Directions for this task: For each line below that includes the word "productos", make a copy.

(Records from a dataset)

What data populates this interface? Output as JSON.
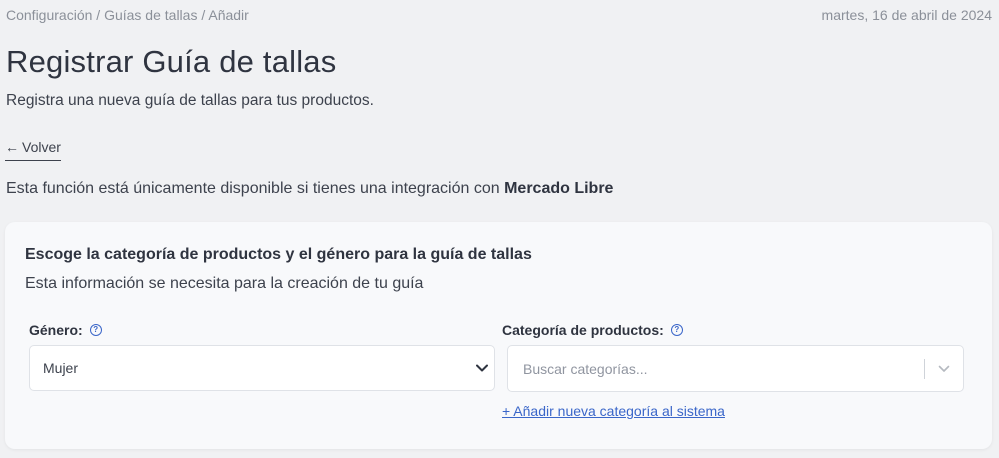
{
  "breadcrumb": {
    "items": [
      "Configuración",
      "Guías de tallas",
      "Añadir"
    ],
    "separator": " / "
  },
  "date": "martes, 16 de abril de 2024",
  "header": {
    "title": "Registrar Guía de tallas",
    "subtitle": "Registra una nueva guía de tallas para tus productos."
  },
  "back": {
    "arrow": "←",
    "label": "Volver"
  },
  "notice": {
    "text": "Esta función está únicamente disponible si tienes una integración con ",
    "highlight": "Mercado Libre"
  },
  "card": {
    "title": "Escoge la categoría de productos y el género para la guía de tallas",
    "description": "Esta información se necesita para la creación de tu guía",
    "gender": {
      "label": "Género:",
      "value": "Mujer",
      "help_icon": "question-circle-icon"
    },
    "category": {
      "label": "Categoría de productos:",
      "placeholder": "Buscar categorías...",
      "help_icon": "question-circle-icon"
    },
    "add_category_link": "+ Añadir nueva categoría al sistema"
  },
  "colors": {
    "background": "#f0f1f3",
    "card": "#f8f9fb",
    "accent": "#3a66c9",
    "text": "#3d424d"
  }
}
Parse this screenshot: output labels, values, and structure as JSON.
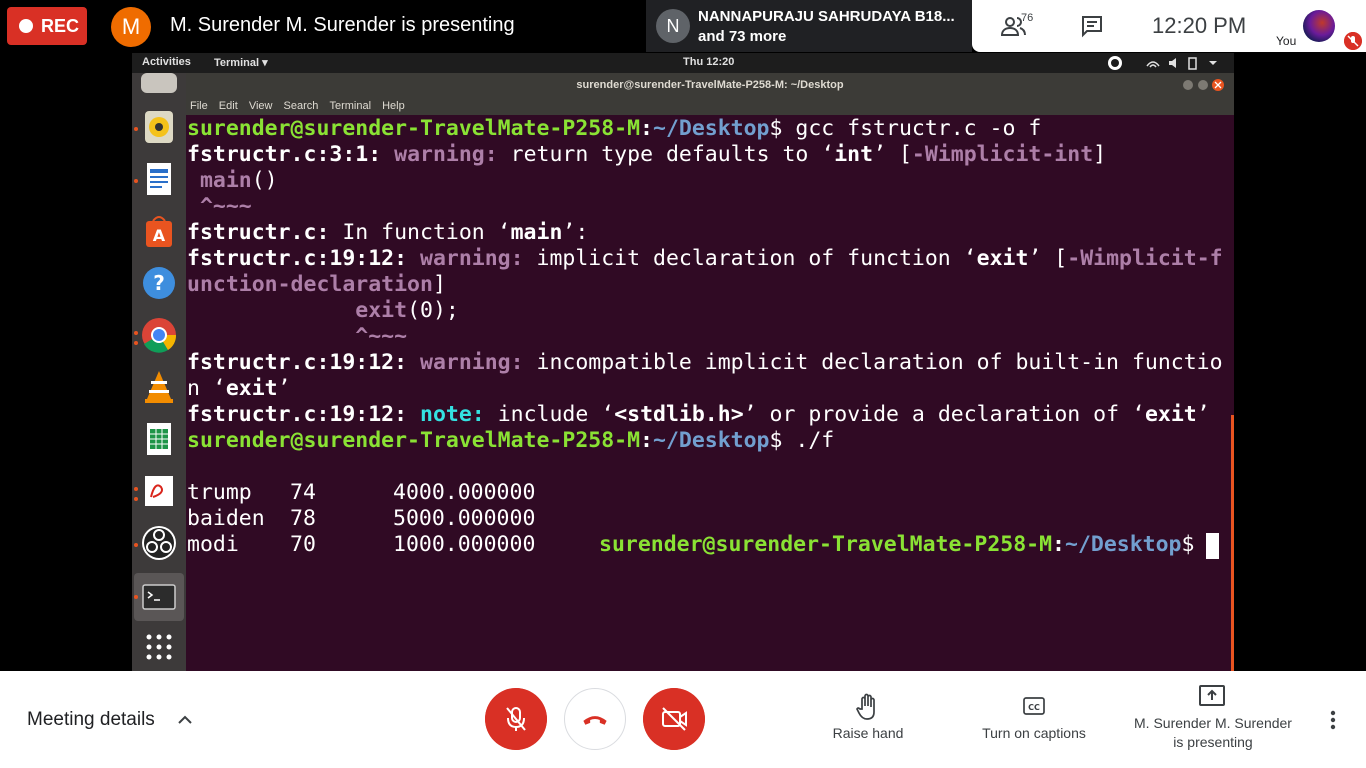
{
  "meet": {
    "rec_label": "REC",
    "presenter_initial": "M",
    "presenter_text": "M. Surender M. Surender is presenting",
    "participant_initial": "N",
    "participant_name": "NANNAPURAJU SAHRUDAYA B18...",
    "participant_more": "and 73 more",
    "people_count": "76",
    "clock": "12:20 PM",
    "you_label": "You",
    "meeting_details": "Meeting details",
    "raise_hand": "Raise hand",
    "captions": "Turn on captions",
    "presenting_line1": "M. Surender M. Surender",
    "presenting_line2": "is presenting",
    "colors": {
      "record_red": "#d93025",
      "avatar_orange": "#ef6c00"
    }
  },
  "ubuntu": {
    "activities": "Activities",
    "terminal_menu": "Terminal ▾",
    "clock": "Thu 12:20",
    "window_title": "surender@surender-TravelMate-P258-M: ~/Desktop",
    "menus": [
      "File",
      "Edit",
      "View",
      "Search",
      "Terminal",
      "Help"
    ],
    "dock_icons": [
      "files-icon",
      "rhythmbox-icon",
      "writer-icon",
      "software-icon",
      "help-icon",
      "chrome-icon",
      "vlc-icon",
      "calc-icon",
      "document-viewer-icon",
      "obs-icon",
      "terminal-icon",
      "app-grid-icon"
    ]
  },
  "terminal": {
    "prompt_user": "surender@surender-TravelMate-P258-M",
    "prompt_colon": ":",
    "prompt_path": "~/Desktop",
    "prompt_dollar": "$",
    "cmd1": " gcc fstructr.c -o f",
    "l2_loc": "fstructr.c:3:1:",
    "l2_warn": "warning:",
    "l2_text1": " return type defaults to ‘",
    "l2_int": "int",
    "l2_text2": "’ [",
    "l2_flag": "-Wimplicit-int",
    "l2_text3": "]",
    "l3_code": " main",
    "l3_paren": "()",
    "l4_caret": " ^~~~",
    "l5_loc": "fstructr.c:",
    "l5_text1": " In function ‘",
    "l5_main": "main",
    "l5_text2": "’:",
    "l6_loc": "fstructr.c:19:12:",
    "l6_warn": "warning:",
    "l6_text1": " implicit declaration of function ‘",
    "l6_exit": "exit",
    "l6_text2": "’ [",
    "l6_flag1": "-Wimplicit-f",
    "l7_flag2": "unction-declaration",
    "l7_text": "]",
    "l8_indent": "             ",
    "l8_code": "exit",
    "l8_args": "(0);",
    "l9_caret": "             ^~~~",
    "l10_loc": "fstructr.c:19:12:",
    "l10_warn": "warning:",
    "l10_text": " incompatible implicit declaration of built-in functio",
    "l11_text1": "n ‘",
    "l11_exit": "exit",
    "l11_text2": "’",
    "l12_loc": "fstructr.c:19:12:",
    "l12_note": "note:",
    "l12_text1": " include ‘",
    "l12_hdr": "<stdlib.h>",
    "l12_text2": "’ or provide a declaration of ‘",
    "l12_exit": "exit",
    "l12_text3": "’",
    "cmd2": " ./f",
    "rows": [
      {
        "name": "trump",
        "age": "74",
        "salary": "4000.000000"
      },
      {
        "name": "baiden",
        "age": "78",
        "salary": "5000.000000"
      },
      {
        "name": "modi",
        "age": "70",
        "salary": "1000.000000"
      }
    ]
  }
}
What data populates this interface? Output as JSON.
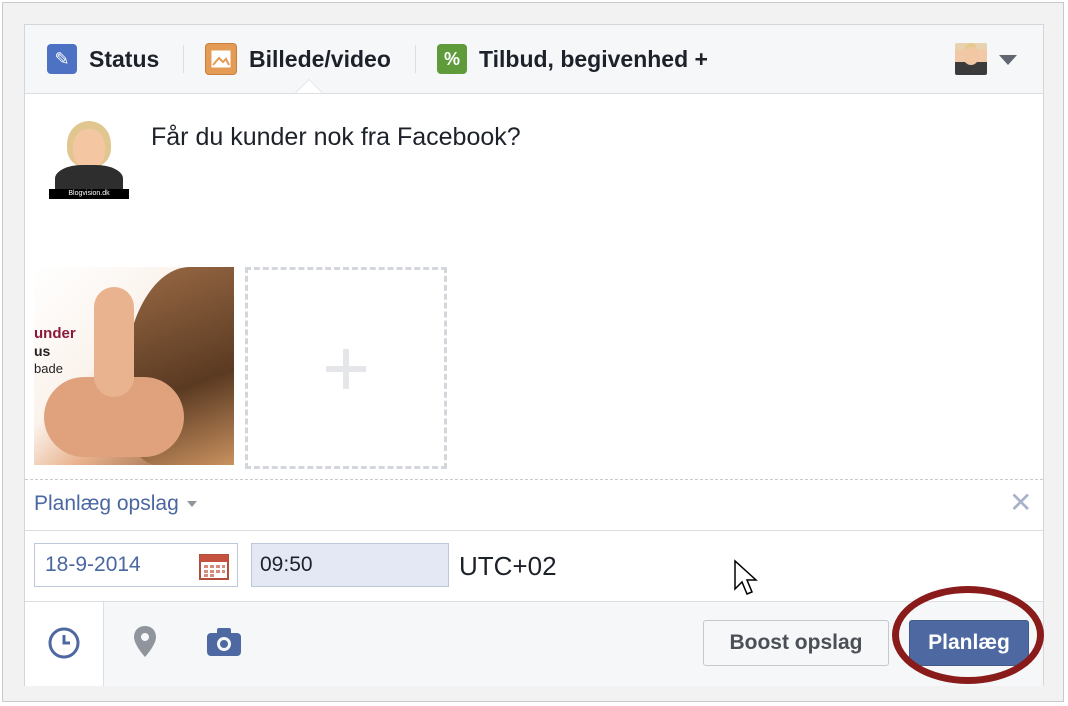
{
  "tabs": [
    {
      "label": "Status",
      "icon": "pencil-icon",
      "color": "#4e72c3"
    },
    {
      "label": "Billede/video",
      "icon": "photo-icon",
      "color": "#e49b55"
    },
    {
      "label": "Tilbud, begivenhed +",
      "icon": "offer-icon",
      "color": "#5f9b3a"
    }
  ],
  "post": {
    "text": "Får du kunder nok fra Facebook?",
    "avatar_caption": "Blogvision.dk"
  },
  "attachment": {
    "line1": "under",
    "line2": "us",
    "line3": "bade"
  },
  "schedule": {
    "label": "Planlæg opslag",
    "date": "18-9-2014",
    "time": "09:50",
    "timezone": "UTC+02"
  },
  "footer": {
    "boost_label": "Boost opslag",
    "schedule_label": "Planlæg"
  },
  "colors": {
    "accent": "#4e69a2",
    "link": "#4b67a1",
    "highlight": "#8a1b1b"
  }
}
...
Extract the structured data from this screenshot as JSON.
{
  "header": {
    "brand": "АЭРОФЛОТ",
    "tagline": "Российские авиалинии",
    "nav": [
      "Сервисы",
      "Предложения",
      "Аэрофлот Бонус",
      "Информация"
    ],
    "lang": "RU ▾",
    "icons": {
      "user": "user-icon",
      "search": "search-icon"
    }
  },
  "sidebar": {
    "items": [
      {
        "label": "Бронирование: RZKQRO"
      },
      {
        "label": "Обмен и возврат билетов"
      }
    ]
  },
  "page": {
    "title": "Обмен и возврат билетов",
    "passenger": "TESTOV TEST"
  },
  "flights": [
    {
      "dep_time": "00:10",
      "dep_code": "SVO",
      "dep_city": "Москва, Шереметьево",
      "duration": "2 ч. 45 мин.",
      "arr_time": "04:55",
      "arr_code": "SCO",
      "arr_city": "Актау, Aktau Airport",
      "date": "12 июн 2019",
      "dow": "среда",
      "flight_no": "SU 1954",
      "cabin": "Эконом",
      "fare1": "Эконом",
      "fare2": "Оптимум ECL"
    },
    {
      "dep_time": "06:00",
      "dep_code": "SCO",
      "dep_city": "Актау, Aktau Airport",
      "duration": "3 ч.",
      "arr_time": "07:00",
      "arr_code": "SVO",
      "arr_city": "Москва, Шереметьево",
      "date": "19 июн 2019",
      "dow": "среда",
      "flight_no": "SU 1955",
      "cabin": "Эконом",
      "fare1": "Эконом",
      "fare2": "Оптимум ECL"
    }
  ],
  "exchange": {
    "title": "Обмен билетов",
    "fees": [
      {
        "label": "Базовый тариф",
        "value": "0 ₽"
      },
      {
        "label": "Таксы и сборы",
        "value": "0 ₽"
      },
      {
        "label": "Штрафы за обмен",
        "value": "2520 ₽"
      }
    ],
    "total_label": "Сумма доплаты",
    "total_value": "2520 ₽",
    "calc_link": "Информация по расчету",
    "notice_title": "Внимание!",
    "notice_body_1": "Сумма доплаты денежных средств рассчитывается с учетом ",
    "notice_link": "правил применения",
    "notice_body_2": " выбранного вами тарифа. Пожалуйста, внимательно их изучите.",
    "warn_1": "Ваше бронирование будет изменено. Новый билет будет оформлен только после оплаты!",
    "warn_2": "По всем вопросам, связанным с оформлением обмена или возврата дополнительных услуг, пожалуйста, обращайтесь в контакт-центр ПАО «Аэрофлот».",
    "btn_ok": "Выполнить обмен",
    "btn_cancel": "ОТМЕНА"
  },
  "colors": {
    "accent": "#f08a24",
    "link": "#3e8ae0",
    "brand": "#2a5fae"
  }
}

Result of the exercise:
    "subtitle": "Registra una nueva guía de tallas para tus productos."
    "title": "Escoge la categoría de productos y el género para la guía de tallas",
      "label": "Categoría de productos:",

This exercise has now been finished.